Even though the overall security situation in Kosovo remained stable, one isolated incident of violence occurred. In the early morning hours of 16 January, Dimitrije Janićijević, a North Mitrovica municipal assembly member and former mayoral candidate, was shot. The killing was condemned by members of the international community as well as by Belgrade and Pristina. Appearing in front of the media a day after the incident, Dačić said that “given that Janićijević was a member of a political organisation, which has participated in the local government elections, there will certainly be political implications and consequences”. Kosovo police and EULEX are investigating the incident. At press time, the motives and perpetrators were unknown.

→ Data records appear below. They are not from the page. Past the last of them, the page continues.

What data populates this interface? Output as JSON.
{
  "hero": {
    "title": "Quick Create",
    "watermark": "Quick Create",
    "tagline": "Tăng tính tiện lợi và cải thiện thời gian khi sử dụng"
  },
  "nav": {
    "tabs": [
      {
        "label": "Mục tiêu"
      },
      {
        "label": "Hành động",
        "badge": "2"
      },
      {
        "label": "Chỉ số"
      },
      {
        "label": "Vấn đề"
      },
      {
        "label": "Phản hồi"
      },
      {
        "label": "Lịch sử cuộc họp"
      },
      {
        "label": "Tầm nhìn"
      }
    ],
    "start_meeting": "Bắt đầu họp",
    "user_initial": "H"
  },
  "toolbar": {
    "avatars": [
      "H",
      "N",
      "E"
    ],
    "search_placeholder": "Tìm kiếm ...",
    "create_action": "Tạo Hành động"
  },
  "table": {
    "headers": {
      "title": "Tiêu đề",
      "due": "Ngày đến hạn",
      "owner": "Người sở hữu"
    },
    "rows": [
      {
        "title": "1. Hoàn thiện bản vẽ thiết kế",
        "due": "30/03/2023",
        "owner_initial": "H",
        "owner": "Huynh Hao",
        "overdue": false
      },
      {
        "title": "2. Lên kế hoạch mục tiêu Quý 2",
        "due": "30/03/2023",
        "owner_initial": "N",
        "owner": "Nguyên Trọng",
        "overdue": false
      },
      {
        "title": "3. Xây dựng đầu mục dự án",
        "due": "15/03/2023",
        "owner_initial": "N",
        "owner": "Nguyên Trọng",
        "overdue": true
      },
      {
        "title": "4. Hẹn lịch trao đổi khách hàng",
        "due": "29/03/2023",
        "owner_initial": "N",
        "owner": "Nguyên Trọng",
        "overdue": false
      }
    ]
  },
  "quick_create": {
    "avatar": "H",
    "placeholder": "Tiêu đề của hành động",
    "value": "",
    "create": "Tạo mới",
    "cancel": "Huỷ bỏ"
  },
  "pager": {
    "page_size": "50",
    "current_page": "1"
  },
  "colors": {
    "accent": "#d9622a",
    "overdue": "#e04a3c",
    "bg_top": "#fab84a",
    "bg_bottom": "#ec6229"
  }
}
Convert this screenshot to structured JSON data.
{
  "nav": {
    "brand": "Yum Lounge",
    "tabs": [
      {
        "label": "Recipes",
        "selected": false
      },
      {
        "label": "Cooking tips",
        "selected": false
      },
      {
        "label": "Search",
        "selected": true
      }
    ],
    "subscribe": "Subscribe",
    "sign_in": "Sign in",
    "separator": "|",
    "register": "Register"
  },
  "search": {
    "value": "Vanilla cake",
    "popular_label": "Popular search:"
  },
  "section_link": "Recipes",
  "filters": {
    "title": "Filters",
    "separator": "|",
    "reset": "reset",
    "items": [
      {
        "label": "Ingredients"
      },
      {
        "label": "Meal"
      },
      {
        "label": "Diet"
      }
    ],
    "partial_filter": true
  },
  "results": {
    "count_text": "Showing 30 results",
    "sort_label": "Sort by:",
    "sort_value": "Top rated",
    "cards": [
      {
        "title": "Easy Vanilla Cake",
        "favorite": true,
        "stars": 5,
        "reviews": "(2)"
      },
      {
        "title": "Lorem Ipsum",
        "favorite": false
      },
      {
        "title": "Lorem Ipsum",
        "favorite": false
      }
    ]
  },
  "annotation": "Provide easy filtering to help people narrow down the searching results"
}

The role of UNMIK in supporting the process of normalisation between Serbia and Kosovo is the key issue for the Council.
After successful completion of the municipal elections in Kosovo, implementation of the remaining elements of the 19 April agreement will be an important related issue for the Council.
An ongoing issue for the Council is maintaining stability in Kosovo.
One option for the Council is to consider lengthening the reporting cycle set in resolution 1244 from quarterly to semi-annual. Because it would require a decision, this option is probably not viable in February, but could become more likely as Serbia and Kosovo continue to make progress. (The last Council resolution on Kosovo was adopted in 1999,and the most recent presidential statement was issued in 2008.)
On the other hand, the Council may choose to take no action, as has been the case for several years.
Council dynamics remain practically unchanged, with clear divisions between permanent members. France, the UK and the US recognise Kosovo, while Russia is strongly supportive of Serbia on the Council. Among non-permanent members, Kosovo has also been recognised by Australia, Chad, Jordan, Lithuania, Luxembourg and the Republic of Korea.
Other international organisations, mostly the EU, NATO and Organisation for Security and Cooperation in Europe, are playing more of an active role on the issue of Kosovo, while at the Council this issue is one of relative low intensity.
The contact and drafting group on Kosovo consists of France, Germany, Italy, Russia, the UK and the US, and also includes Australia, Lithuania and Luxembourg.
In February, Germany will take the lead on Kosovo within the contact and drafting group.
|Security Council Resolution
|10 June 1999 S/RES/1244
|This resolution authorised NATO to secure and enforce the withdrawal of Federal Republic of Yugoslavia forces from Kosovo and established UNMIK.
|28 October 2013 S/2013/631
|This was the latest report of the Secretary-General on the UNMIK.
|Security Council Meeting Record
|19 November 2013 S/PV.7064
|This was the quarterly debate on Kosovo with a briefing by Farid Zarif, the Special Representative and Head of UNMIK.
OTHER RELEVANT FACTS
Special Representative of the Secretary-General and Head of UNMIK
Farid Zarif (Afghanistan)
UNMIK Size and Composition
As of 31 December 2013: 14 uniformed, 116 international civilians, 205 local, 27 UN volunteers
Kosovo Force (KFOR) Commander
Major General Salvatore Farina (Italy)
KFOR Size and Composition
As of 1 December 2013: 4,882 troops from 31 countries
Head of EULEX
Bernd Borchardt (Germany)
EULEX Size and Composition
Approximately 2,250 international and local staff